I'm not a hipster, at least I don't think I am, yet for some reason I bought a Polaroid instant camera on eBay, and I love it.
I've owned and used Polaroids before, around 30 years ago when everybody had one. It was magic back then, and to some degree it's still magic in this age of instant digital gratification.
The model I purchased was the iconic SX-70. Mine has the sonar autofocus on board which impacts the compact nature of the camera over the original model. The inclusion of the add on is a reminder of the innovation and engineering needed to accomplish something we take for granted today.
I was lucky to receive a working SX-70 in good condition. Don't let the silver case fool you - it's really just metalised plastic with a high quality finish. To complete the up-market image, the SX-70 is finished with leather inserts.
The story behind the SX70 can be found in an excellent article by writer and Polaroid enthusiast Harry McCracken. Simplified, Edwin Land, one of the co-founders of the Polaroid company, undertook to engineer an instant camera that could 'pop-up' from flat and still retain the advantages of instant film while also introducing the classic eject mechanism that personifies Polaroid instant cameras. More images of the camera can be found its Wikipedia entry.

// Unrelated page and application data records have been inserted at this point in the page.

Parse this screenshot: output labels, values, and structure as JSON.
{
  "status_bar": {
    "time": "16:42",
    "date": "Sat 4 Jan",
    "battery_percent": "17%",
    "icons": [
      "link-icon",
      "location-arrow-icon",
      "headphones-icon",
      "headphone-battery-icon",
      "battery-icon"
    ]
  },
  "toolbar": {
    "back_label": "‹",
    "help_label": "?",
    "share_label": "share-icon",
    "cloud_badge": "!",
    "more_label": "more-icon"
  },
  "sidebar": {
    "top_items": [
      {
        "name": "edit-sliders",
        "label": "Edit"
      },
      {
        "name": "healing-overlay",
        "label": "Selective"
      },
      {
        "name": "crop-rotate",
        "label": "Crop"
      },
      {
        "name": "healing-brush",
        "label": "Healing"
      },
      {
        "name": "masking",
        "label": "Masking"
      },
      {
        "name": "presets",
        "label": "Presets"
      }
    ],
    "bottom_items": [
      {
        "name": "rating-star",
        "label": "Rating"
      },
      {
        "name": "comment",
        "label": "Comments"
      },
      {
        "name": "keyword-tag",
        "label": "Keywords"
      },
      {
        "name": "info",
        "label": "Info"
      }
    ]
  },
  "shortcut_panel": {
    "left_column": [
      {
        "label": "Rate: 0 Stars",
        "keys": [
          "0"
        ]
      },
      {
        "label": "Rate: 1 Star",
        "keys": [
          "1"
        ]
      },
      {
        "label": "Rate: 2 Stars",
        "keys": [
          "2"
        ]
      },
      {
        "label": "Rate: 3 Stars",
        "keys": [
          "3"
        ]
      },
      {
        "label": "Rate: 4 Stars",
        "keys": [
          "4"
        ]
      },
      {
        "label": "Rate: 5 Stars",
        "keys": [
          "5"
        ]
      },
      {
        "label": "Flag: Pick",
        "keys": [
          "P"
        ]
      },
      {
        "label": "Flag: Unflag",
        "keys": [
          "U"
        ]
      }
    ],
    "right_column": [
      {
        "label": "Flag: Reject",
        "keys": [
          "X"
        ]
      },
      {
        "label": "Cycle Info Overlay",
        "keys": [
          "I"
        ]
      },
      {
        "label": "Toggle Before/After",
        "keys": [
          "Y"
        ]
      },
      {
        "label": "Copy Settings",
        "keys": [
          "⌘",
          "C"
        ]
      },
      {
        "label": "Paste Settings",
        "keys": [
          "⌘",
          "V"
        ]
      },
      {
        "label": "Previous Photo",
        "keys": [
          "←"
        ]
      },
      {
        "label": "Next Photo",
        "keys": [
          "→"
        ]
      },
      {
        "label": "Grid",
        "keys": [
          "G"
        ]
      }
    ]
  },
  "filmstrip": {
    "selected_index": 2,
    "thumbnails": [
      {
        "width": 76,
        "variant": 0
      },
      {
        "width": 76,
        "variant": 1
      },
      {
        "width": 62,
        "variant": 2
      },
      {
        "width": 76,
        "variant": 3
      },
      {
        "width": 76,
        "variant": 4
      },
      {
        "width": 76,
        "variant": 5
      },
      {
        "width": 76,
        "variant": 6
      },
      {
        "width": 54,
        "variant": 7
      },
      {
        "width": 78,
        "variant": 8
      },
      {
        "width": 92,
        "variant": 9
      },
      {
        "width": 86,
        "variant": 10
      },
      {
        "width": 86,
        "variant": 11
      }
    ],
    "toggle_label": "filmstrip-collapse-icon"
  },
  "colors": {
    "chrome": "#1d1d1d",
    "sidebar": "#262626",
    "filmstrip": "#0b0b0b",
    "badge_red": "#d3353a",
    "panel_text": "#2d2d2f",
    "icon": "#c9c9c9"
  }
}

Indeed, the origami nature of the camera reveals itself when you first expand it from flat. With the film inserted, the next frame to be exposed sits facing upwards. Inside the rear of the bellows is a mirror that projects the scene taken in from the lens onto the plane of the film. The frame is then ejected out the front of the camera, forcing it through a pair of rollers that distribute the developing chemicals over the surface of the exposed photo.
It's an enticing ballet of electronics, motors and chemicals to get the finished result, so much more involving than reeling of photos at 10fps on your iPhone.
Instant film production at Polaroid was an early casualty of digital photography, quickly making the cameras themselves obsolete. Recent efforts by a company called the Impossible Project have been largely successful at re-engineering the format and offering enthusiasts the opportunity to resurrect some vintage hardware.
This comes at a cost however. Polaroid film was always expensive, but the later cameras became more inexpensive) and Impossible film is no exception today costing 17GBP for just 8 exposures.
The upshot of this expense is that each and every shot has to be considered carefully. No pictures of the cat, a dinner plate or a cloud. That said, catching a photo with an instant camera somehow exemplifies the freezing of time that a photo represents, more so than a snap on a phone camera. It's a record of maybe the special lengths one might go to to capture a scene as opposed to the often random and off the cuff images taken digitally.
In this respect, armed with an instant camera, there is a tendency to seek the perfect moment, knowing that down the line, that photo can be remembered for what it is, a snapshot in time created by the analogue stuff of optics, motors and chemicals, and is all the more remarkable for that.